"I'm a police officer, and I have a badge," Bell replied, then whipped out his handcuffs and arrested Plummer for "failing to identify" himself -- which is not an arrestable offense. The bizarre scene lasted about 10 minutes, until OIG and TDCJ officials took Plummer into a small room inside the Sam Houston School of Criminal Justice and struck a deal: They wouldn't arrest him if he jetted. Plummer agreed, albeit reluctantly.
"If these weren't the same people who control my parole, I wouldn't have left," Plummer said. In January, he was released from prison after serving eight years for "breaking and entering with intent to burglarize" -- the result of a politically motivated raid he and other members of the United Anarchist Front instigated at a Houston home inhabited by members of an Aryan brotherhood group. Plummer kept up his political activism behind bars, he says, which made him unpopular among TDCJ officials. Since his release, he has maintained interest in TDCJ's treatment of inmates -- especially considering the recent end of the Ruiz case, which had placed Texas' prison system under federal oversight for over two decades -- and has reported on prison conditions through the IMC (www.indymedia.org), a network of Web sites run mainly by progressive and leftist media activists.
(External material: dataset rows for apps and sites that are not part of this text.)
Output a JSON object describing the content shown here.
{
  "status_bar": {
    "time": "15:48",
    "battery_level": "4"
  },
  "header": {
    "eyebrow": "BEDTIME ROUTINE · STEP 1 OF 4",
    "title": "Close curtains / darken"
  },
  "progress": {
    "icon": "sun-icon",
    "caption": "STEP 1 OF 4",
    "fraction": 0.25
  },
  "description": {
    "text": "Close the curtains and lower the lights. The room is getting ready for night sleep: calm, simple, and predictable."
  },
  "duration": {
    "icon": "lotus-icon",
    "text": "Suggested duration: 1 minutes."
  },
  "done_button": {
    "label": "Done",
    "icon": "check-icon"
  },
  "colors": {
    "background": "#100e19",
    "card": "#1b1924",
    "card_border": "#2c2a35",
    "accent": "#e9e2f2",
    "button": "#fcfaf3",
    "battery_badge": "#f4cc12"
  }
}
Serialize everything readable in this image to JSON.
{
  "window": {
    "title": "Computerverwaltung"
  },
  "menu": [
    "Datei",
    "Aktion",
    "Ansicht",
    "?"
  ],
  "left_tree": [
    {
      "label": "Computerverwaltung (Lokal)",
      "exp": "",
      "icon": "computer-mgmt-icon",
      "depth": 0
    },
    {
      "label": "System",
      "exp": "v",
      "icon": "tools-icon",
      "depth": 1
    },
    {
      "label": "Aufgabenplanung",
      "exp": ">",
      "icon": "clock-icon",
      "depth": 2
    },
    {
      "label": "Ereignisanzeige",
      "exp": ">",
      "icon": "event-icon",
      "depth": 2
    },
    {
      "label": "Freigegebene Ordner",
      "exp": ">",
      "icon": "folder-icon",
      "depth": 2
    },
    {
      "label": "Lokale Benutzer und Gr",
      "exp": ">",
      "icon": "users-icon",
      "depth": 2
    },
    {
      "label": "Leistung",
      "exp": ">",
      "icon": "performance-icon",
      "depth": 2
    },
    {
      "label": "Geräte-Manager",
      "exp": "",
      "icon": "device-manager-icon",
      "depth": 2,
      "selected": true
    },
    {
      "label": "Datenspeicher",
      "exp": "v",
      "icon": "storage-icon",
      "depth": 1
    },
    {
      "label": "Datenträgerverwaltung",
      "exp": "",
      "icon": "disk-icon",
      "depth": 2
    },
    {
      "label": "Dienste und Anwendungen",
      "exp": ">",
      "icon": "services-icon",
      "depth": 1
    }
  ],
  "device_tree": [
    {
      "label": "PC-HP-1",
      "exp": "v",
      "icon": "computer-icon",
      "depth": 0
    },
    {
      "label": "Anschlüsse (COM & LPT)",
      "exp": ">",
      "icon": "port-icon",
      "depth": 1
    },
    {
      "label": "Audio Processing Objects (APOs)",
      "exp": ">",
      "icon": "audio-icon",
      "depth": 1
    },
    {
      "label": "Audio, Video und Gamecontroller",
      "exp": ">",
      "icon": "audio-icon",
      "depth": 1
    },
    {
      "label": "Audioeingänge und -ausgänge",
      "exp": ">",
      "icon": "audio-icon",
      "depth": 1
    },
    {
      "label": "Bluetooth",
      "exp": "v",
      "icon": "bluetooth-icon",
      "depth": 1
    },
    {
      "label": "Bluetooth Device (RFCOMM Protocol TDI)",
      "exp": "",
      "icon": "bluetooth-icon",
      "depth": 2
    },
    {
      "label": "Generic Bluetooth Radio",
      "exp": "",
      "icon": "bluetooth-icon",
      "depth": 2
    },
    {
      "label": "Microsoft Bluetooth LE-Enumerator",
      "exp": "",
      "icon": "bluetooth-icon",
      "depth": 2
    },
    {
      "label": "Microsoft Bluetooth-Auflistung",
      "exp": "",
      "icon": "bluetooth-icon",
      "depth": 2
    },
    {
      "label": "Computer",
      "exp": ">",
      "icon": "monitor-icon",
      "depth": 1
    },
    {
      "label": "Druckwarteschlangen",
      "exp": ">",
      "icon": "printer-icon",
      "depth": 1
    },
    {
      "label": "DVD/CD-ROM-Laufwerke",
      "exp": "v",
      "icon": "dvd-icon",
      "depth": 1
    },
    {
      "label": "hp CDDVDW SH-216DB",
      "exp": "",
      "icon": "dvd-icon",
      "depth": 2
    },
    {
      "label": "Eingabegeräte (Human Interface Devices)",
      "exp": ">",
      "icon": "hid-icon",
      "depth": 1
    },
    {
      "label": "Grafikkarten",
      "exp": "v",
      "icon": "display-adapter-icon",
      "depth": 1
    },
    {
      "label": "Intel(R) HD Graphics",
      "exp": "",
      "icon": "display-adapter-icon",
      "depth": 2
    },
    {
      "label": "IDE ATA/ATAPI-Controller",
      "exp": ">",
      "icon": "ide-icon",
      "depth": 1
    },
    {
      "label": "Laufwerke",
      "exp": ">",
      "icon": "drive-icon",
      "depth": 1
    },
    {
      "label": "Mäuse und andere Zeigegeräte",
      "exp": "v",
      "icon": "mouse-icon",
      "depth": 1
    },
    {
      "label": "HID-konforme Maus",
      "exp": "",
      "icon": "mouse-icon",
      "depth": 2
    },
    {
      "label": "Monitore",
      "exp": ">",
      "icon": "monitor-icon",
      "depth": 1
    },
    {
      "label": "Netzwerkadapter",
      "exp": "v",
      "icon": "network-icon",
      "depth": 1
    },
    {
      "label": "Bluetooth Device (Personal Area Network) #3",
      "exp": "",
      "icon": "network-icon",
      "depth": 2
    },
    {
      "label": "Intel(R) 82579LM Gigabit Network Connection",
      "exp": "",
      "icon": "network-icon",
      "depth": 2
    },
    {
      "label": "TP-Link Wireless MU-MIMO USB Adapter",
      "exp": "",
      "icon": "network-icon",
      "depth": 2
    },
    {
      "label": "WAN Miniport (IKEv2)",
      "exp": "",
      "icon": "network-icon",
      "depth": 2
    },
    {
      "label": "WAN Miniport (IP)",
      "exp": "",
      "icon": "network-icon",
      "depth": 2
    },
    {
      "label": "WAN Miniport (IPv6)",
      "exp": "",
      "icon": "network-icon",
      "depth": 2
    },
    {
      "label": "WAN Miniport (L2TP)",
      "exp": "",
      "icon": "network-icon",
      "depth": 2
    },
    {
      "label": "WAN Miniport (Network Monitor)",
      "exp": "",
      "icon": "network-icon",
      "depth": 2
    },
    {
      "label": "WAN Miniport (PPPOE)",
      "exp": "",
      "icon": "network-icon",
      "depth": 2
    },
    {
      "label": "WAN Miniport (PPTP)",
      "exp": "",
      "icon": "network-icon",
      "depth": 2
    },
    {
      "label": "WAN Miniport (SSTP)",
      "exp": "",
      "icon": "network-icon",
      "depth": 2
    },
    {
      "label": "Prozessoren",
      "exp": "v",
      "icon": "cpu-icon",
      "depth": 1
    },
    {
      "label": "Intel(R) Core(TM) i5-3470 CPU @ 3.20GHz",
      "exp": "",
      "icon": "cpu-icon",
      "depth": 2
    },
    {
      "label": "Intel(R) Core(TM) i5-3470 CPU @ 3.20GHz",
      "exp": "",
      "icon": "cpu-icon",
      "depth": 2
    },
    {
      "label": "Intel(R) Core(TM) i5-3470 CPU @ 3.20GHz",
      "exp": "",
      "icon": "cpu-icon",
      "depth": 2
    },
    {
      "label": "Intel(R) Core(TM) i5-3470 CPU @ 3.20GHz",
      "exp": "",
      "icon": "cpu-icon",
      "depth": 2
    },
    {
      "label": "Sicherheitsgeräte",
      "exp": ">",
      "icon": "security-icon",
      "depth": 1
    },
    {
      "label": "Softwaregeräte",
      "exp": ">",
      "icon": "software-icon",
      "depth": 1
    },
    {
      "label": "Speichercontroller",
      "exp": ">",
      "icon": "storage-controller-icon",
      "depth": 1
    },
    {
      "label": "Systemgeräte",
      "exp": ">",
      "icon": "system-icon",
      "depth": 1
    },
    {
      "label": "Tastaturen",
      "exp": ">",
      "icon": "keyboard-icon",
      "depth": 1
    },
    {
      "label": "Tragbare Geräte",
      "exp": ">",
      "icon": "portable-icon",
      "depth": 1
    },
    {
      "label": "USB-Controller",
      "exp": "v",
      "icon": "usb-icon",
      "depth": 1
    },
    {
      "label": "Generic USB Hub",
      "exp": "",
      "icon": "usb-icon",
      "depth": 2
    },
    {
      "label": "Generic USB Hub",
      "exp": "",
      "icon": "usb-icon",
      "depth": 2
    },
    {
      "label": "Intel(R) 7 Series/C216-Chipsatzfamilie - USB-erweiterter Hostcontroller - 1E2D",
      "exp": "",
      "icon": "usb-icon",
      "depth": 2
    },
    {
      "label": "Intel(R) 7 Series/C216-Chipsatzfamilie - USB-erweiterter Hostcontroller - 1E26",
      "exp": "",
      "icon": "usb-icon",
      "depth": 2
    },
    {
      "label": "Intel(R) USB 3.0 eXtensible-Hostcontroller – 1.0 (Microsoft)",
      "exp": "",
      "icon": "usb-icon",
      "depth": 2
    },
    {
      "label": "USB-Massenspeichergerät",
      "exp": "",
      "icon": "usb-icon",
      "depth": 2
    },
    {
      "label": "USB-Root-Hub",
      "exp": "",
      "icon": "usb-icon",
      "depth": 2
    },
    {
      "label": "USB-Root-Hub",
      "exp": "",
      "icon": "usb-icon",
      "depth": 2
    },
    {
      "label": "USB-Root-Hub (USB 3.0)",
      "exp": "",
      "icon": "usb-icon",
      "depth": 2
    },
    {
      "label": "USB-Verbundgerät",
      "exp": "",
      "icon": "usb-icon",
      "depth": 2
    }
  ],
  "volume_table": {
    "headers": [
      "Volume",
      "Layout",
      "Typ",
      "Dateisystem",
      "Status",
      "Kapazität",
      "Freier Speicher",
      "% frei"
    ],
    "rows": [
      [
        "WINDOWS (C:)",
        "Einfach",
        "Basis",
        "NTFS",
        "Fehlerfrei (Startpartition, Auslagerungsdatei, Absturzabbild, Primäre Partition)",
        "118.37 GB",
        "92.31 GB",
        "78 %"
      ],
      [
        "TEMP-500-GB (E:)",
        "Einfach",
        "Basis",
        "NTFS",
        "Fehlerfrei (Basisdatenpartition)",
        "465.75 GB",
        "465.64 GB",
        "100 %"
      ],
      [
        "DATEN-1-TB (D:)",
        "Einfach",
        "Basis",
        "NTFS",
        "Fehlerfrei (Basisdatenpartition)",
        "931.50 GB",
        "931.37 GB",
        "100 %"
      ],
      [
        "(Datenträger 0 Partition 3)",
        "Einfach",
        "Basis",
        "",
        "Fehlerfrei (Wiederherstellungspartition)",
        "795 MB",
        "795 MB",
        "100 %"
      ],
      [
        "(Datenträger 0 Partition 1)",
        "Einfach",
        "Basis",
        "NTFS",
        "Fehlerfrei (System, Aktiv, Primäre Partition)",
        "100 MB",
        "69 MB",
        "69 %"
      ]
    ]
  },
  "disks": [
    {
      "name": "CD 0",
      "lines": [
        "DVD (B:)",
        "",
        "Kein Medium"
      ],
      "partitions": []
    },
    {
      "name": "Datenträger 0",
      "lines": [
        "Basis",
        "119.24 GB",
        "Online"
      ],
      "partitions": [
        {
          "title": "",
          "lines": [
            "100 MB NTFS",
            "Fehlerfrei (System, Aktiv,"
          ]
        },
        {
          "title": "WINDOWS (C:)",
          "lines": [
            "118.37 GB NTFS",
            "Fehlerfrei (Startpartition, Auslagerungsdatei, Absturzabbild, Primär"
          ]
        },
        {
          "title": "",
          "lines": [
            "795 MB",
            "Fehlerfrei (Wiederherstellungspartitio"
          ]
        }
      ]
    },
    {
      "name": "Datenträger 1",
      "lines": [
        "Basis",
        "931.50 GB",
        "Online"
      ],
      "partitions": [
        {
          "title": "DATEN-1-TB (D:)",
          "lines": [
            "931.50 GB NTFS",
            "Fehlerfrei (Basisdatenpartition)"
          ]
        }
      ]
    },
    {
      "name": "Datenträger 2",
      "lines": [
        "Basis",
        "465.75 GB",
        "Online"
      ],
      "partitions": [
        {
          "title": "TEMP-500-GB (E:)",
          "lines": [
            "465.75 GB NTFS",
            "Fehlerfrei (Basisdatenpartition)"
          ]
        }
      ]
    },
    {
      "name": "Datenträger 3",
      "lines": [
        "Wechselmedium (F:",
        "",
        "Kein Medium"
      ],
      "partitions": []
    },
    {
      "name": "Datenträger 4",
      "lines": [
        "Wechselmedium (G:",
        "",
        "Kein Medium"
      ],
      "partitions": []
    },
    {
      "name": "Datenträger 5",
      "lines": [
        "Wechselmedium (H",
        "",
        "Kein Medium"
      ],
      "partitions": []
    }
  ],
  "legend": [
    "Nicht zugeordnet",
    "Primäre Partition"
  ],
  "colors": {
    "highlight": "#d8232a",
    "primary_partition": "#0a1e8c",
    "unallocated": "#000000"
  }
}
Yolanda Torres, an attorney who attended the P.A.C.T. seminar, said that although Plummer was not polite but rude when asking his question, officer Bell's behavior was truly bizarre. "I was actually a little bit stunned by the way it progressed," she said of the scene. Bell, Torres said, "lost control." Failure to identify can't be the only reason for arrest, she added. "It is long-established law and any good, clean officer should know that." John West, OIG general counsel, declined to comment on the situation, but confirmed that Bell's behavior is under investigation.